Victory: Supreme Court Rejects Dangerous Independent State Legislature Theory

The front of the U.S. Supreme Court with an American flag flying
The U.S. Supreme Court in Washington, D.C.

Checks and balances are a cornerstone of our democracy and prevent any one person, party or legislative body from abusing power. This morning, the Supreme Court rejected an extreme legal theory that threatened to completely upend that system.  

The fringe independent state legislature (ISL) theory at issue in Moore v. Harper would have given state politicians nearly unchecked power to manipulate voting maps and pass state laws that thwart the will of voters by undermining the freedom to vote. 

Thankfully, the Supreme Court resoundingly rejected that dangerous theory in a 6-3 ruling, reinforcing the role of state courts in ensuring that voters have an equal voice in our democracy.      

In the opinion, Chief Justice John Roberts said the U.S. Constitution’s Elections Clause “does not insulate state legislatures from the ordinary exercise of state judicial review.” That means the law remains as it has been for more than two centuries: state courts and state constitutions can continue to facilitate a more transparent, inclusive and accountable democracy.    

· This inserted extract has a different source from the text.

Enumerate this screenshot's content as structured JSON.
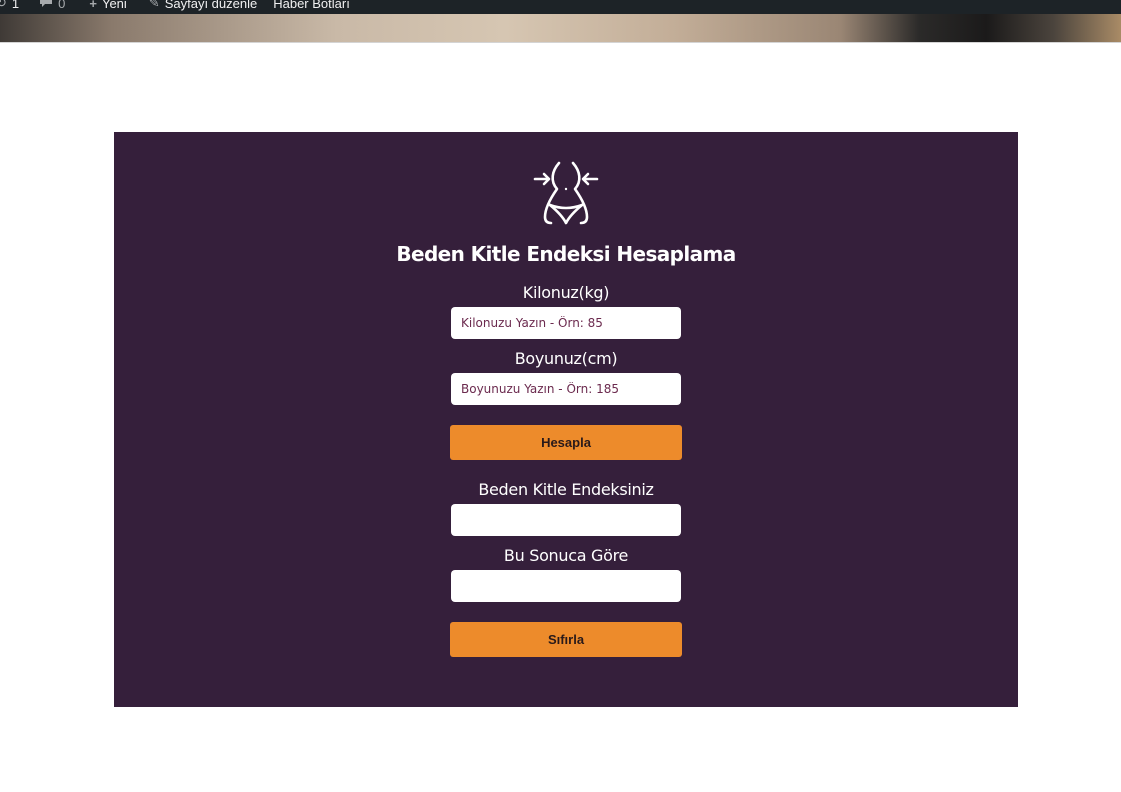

But how did the fringe ISL theory make it this far—all the way to the Supreme Court? 

In 2021, the North Carolina legislature crafted a gerrymandered congressional map that gave their own political party an unfair advantage in elections. Voters challenged the map at the state supreme court and initially won. Meanwhile, members of the North Carolina legislature asked the U.S. Supreme Court to take up the case, hoping they would embrace the ISL theory.  

CLC and eight other organizations spanning the political spectrum filed a friend-of-the-court brief to sound the alarm about how dangerous the ISL theory is and how it could harm democracy.  

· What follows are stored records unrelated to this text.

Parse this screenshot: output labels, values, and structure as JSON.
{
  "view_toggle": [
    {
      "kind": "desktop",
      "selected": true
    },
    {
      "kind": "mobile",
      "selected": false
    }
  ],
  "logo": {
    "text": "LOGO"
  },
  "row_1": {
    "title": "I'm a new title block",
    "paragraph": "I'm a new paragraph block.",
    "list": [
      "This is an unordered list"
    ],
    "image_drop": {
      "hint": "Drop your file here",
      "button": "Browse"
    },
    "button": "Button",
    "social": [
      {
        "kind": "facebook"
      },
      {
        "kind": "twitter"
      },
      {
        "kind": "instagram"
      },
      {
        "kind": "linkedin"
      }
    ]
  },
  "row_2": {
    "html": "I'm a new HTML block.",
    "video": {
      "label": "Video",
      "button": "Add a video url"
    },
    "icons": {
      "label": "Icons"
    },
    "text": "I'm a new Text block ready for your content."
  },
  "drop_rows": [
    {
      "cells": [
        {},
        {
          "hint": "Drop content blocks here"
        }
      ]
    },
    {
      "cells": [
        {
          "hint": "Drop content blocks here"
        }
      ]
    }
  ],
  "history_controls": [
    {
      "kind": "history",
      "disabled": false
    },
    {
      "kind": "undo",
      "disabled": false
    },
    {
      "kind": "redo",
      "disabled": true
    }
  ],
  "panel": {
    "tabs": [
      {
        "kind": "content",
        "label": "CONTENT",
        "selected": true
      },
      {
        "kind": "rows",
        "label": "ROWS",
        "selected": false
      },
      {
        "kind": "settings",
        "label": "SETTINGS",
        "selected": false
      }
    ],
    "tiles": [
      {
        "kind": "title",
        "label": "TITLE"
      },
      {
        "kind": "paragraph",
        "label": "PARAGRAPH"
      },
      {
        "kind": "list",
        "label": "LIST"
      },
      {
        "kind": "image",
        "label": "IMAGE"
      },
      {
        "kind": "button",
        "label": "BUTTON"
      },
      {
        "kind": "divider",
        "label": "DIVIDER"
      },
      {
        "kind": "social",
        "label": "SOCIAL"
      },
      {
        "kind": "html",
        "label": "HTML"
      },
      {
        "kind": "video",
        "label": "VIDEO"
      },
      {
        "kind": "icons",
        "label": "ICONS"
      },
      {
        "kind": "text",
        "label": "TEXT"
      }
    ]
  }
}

Fortunately, the Court affirmed the role that checks and balances play in federal elections, which gives voters the chance to have an equal voice in our democracy and elect leaders who will best serve their community.   

But while the Supreme Court’s ruling is a victory for democracy, the fight for fair maps in North Carolina and across the country is far from over. CLC will continue fighting for fair maps so voters can feel confident that they choose their representatives, not the other way around.  

Kevin is CLC's Director, Strategic Litigation.